[EXERCISE MATERIALS]
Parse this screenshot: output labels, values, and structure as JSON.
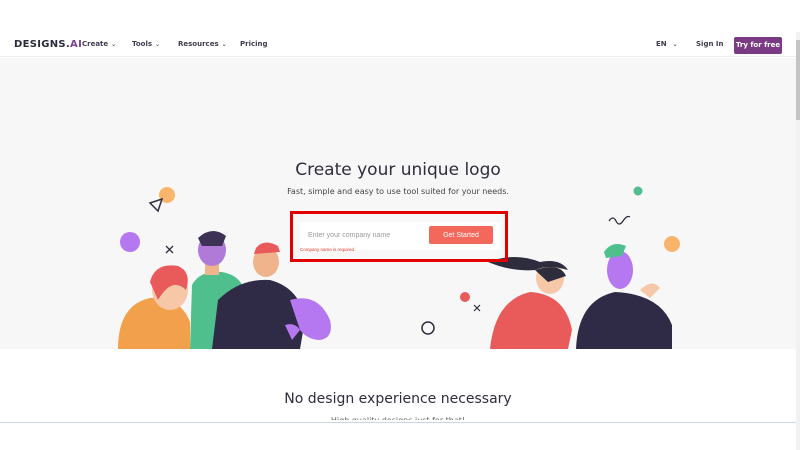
{
  "nav": {
    "logo_text": "DESIGNS.",
    "logo_accent": "AI",
    "items": [
      {
        "label": "Create",
        "icon": "chevron-down-icon"
      },
      {
        "label": "Tools",
        "icon": "chevron-down-icon"
      },
      {
        "label": "Resources",
        "icon": "chevron-down-icon"
      },
      {
        "label": "Pricing"
      }
    ],
    "language": "EN",
    "signin_label": "Sign In",
    "cta_label": "Try for free",
    "cta_color": "#7a3b84"
  },
  "hero": {
    "title": "Create your unique logo",
    "subtitle": "Fast, simple and easy to use tool suited for your needs.",
    "input_placeholder": "Enter your company name",
    "input_value": "",
    "button_label": "Get Started",
    "button_color": "#f2695c",
    "error_text": "Company name is required",
    "highlight_color": "#e10000"
  },
  "section2": {
    "title": "No design experience necessary",
    "subtitle": "High quality designs just for that!"
  }
}
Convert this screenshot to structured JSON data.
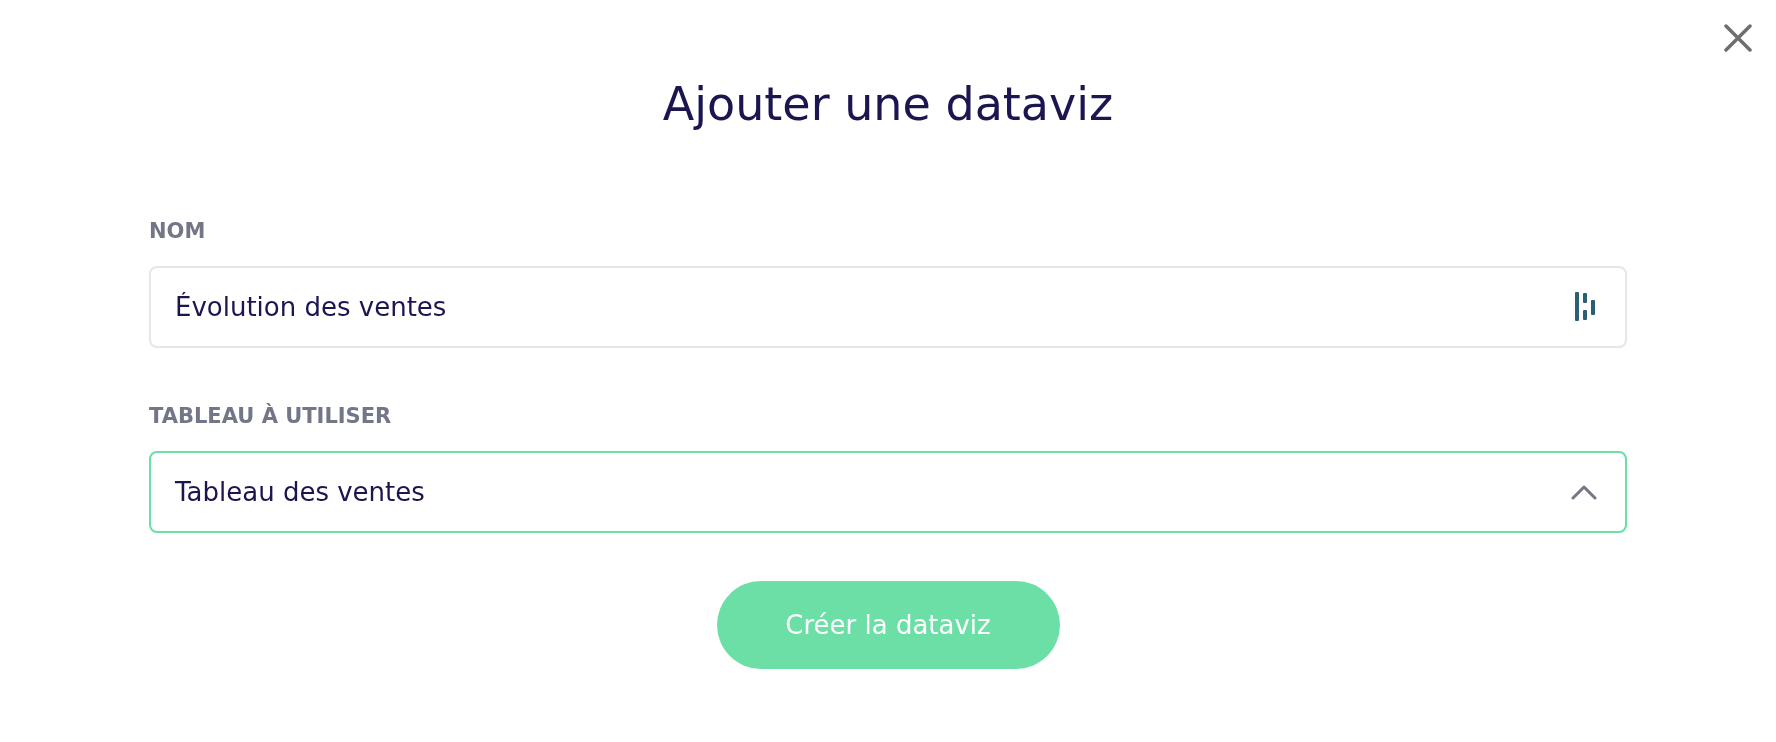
{
  "dialog": {
    "title": "Ajouter une dataviz"
  },
  "fields": [
    {
      "kind": "text",
      "label": "NOM",
      "value": "Évolution des ventes"
    },
    {
      "kind": "select",
      "label": "TABLEAU À UTILISER",
      "value": "Tableau des ventes",
      "expanded": true
    }
  ],
  "submit_button": {
    "label": "Créer la dataviz"
  }
}
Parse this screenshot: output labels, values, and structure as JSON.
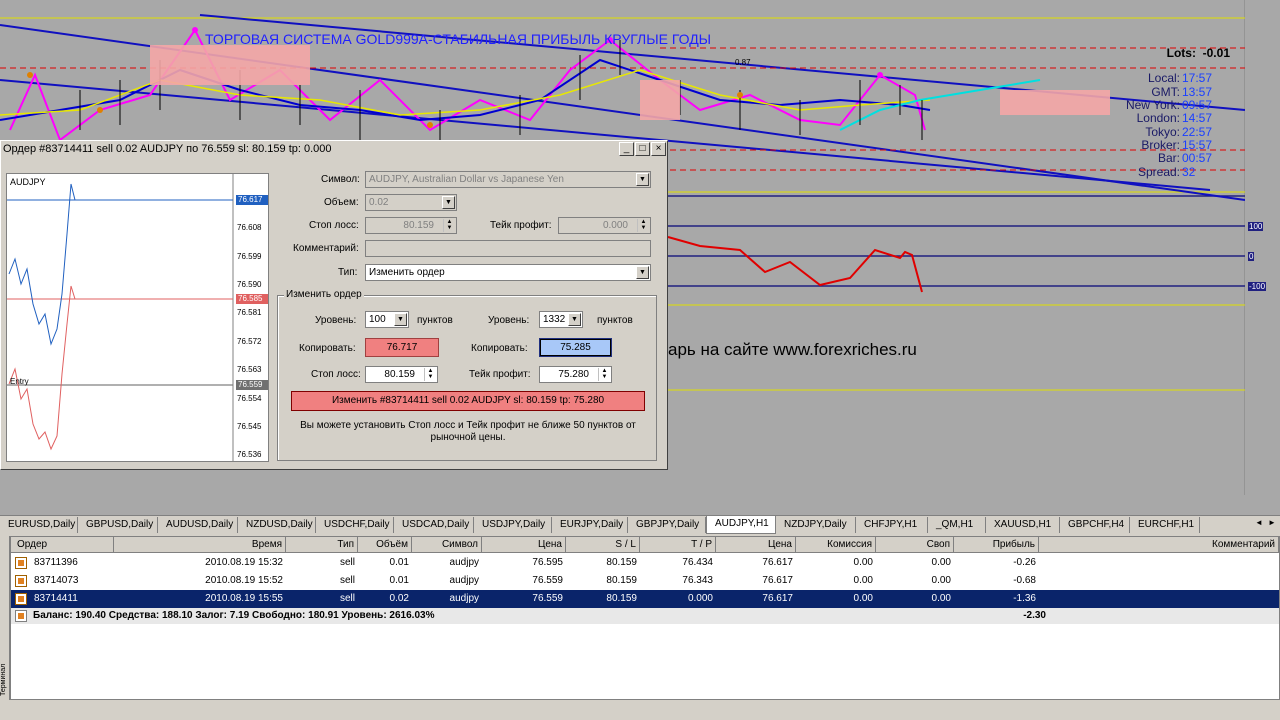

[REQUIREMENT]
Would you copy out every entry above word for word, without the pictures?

[SOLUTION TO THIS PROBLEM]
Parse this screenshot: output labels, values, and structure as JSON.
{
  "nav": {
    "logo_text": "DESIGNS.",
    "logo_accent": "AI",
    "items": [
      {
        "label": "Create",
        "icon": "chevron-down-icon"
      },
      {
        "label": "Tools",
        "icon": "chevron-down-icon"
      },
      {
        "label": "Resources",
        "icon": "chevron-down-icon"
      },
      {
        "label": "Pricing"
      }
    ],
    "language": "EN",
    "signin_label": "Sign In",
    "cta_label": "Try for free",
    "cta_color": "#7a3b84"
  },
  "hero": {
    "title": "Create your unique logo",
    "subtitle": "Fast, simple and easy to use tool suited for your needs.",
    "input_placeholder": "Enter your company name",
    "input_value": "",
    "button_label": "Get Started",
    "button_color": "#f2695c",
    "error_text": "Company name is required",
    "highlight_color": "#e10000"
  },
  "section2": {
    "title": "No design experience necessary",
    "subtitle": "High quality designs just for that!"
  }
}
Convert this screenshot to structured JSON data.
{
  "dialog": {
    "title": "Ajouter une dataviz"
  },
  "fields": [
    {
      "kind": "text",
      "label": "NOM",
      "value": "Évolution des ventes"
    },
    {
      "kind": "select",
      "label": "TABLEAU À UTILISER",
      "value": "Tableau des ventes",
      "expanded": true
    }
  ],
  "submit_button": {
    "label": "Créer la dataviz"
  }
}
Parse this screenshot: output labels, values, and structure as JSON.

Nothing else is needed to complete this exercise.